Historically, there are textual variations in Chapter 1 of the Tao Te Ching. For our purpose, such variations do not affect our conclusion. In order to identify the keywords and the logic structure, we adopt the Chinese version shown on the previous page, which is based on the Mawangdui 馬王堆 and Wang Bi 王弼 texts.
We divide this Chapter into five verses:
- Tao may be spoken of, but it is not the Heng Tao;
Name may be named, but it is not the Heng Name.
- Wu names the origin of the myriad things;
Yu names the mother of the myriad things.
In Heng Wu, we observe their mysterious appearances;
In Heng Yu, we observe their fading boundaries.
- Both appear simultaneously, as
different manifestations of the same (Tao).
- Profound upon profound,
they are the gateways to all mysteries.
Let us follow the thought scenario of Lao-tzu carefully. He uses Verse 1 to introduce Heng Tao 恆道 and Heng Name恆名 as the absolute reality and its true descriptions. “Heng” associates a name with reality, as discussed later. This verse declares that our language cannot describe Heng Tao and the names we assign to the various things in the phenomenal world cannot truly reflect the Heng Names of the myriad things. Heng Tao and Heng Name are the absolute realities; they are whole. Our discussion of reality is based on the names assigned in the phenomenal world. The names are only fragmented parts of the whole. This verse is the opening statement on the reality of nature. The rest of Chapter 1 shows how we can observe this reality.
 We choose Mawangdui version of Verse 2 and its explicit use of Heng. In Verse 2, Wang Bi has “Wu names the origin of “heaven and earth.” The Mawangdui text uses both Wu and Yu to refer to the myriad things. In many cases, “heaven and earth” and the “myriad things” are synonyms, but sometimes, Tao itself is the root of “heaven and earth” [Ch.6] Later, Wang Bi takes Wu to be Tao and thus violate the logic structure discussed in the book.

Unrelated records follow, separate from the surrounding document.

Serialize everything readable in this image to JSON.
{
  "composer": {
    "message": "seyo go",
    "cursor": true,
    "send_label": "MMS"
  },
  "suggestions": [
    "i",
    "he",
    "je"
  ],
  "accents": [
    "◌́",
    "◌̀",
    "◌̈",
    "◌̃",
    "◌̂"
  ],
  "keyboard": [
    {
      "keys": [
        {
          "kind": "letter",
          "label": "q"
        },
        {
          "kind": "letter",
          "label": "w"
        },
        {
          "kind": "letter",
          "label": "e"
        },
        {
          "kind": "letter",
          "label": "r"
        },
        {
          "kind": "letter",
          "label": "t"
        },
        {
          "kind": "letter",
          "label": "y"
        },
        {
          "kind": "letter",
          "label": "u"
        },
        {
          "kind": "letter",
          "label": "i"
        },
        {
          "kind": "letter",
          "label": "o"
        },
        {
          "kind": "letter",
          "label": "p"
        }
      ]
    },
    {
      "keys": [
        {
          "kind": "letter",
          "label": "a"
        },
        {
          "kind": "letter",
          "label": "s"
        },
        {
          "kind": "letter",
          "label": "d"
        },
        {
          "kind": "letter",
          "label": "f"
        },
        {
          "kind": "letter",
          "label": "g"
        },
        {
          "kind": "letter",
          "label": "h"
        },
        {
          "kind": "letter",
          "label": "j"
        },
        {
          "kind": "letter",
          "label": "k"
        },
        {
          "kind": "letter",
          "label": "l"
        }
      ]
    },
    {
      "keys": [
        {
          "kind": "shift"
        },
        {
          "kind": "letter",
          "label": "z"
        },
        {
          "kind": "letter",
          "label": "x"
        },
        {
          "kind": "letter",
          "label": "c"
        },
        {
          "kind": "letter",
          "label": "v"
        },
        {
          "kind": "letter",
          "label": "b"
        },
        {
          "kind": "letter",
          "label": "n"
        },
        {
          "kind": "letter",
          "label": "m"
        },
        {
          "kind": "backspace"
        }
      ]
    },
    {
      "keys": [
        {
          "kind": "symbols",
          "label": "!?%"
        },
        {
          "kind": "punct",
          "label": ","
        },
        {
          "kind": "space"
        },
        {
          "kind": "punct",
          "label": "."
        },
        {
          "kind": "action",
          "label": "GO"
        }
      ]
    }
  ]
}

 In our discussion, we shall use Reality or Absolute Reality interchangeably for Heng Tao. See discussion of the critical role of Heng in the next Section.